An opposition coalition in Guinea on Monday called for demonstrations from October 14 despite a government crackdown on protests after President Alpha Conde sparked speculation he would seek a controversial third term.
Last month Conde, 81, called on the public to prepare for a referendum and elections, stirring talk that he was planning to overcome a constitutional ban on a third term in office.
Conde is a former opposition figure who came to power in 2010, becoming the first democratically-elected president of Guinea, an impoverished former French colony in West Africa.
He was re-elected five years later but has questioned two-term limits and cracked down on protests against him seeking another term.
He has attracted criticism for deadly use of gunfire by police to quell demonstrations.
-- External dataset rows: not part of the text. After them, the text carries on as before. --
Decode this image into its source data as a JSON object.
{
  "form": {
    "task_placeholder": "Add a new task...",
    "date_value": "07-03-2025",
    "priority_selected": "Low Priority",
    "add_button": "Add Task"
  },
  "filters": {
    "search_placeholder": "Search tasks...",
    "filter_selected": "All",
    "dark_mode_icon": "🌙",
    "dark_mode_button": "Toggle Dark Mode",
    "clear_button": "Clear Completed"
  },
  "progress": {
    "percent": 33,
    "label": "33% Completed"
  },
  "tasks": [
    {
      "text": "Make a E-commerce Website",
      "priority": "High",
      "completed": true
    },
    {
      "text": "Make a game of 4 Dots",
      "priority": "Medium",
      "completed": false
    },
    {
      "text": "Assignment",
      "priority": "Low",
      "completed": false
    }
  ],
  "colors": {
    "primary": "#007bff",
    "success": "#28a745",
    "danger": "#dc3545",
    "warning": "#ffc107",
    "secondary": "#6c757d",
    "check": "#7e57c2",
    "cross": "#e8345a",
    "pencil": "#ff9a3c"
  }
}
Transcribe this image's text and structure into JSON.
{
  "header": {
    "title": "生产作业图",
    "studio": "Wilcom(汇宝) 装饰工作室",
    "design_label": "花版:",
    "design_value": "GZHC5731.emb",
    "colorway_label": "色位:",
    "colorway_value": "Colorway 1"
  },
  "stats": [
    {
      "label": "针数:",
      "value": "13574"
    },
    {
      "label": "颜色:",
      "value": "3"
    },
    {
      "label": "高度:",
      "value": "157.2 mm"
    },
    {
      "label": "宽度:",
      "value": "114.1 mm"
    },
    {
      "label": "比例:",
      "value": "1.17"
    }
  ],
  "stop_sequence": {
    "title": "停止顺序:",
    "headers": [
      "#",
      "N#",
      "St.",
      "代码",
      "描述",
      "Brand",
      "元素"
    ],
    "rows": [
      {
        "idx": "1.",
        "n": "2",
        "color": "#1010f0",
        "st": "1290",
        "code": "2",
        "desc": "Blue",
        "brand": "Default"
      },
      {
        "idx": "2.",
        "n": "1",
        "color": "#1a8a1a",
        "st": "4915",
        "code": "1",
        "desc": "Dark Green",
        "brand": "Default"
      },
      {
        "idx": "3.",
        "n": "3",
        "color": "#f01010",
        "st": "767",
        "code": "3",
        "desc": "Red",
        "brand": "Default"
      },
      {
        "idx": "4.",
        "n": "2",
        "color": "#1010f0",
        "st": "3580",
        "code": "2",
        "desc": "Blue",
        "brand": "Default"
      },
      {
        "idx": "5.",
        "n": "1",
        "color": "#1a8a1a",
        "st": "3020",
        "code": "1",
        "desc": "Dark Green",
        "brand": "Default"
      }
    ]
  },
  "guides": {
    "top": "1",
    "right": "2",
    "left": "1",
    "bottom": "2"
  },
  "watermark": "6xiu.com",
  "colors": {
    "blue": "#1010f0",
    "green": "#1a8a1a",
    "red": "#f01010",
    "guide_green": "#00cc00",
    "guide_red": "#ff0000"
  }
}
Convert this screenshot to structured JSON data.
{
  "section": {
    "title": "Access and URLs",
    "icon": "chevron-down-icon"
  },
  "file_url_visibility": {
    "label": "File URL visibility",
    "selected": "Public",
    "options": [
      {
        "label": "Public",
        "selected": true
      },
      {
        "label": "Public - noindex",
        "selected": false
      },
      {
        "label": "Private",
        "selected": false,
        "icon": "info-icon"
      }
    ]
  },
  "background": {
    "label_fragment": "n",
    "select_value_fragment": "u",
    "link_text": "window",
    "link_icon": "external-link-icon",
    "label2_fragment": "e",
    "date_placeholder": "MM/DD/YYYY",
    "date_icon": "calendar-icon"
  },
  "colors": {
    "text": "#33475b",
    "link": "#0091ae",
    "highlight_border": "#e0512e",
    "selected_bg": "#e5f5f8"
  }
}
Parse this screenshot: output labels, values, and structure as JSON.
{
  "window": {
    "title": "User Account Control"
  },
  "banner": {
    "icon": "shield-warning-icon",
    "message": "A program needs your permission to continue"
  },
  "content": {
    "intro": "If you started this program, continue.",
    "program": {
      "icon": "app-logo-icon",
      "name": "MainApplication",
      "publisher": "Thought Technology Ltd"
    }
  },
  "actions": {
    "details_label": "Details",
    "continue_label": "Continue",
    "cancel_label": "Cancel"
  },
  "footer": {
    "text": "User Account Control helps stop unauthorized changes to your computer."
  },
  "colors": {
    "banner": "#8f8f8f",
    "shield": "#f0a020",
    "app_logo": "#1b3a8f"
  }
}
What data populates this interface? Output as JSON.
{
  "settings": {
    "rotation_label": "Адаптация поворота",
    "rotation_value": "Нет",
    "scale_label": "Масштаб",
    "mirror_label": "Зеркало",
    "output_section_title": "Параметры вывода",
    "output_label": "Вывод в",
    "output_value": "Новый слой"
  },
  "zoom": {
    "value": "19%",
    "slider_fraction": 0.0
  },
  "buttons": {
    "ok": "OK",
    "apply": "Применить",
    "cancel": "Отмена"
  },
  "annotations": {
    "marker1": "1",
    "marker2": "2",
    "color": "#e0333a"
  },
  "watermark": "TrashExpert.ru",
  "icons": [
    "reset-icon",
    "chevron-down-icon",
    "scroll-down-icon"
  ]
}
Scores have been killed, according to the opposition.
Conde has not publicly called for constitutional change, although last month he tasked Prime Minister Ibrahima Kassory Fofana with staging wide-ranging “consultations” on the national charter.
In a declaration published on Monday following an extraordinary meeting, the opposition coalition FNDC said it was “delighted” not to have taken part in the process.
It called it a “masquerade disguised under the label of consultations which was just a new delaying tactic intended to serve as an excuse to legitimise the process of constitutional coup undertaken by the Guinean authorities”.
The opposition umbrella group — the National Front for the Defence of the Constitution (FNDC) — was formed in April by the main opposition parties, civil society associations and trade unions to oppose a possible third term.
The coalition added that it was “calling for all Guineans” to mobilise by demonstrating from October 14.
Conde’s second term — the maximum under the present constitution — expires in October 2020.
Legislative elections should have been held last year, but were indefinitely postponed.
Conde has called for them to be held by the end of the year.
Human Rights Watch has meanwhile called on Conde to ensure opposition parties’ right to protest saying “a blanket ban” on demonstrations was not “a proportionate response to the risk of violence during protests”.
“The government of Guinea has effectively banned street protests for more than a year, citing threats to public security. Local authorities have prohibited at least 20 political or other demonstrations,” it said in a statement.
“Security forces have tear gassed those who defy the ban, and arrested dozens of demonstrators.”
HRW West Africa director Corinne Dufka said the right to peaceful protest was “a fundamental pillar of democratic governance”, adding that “the Guinean government should act quickly to find a way to respect the right to protest while protecting public safety”.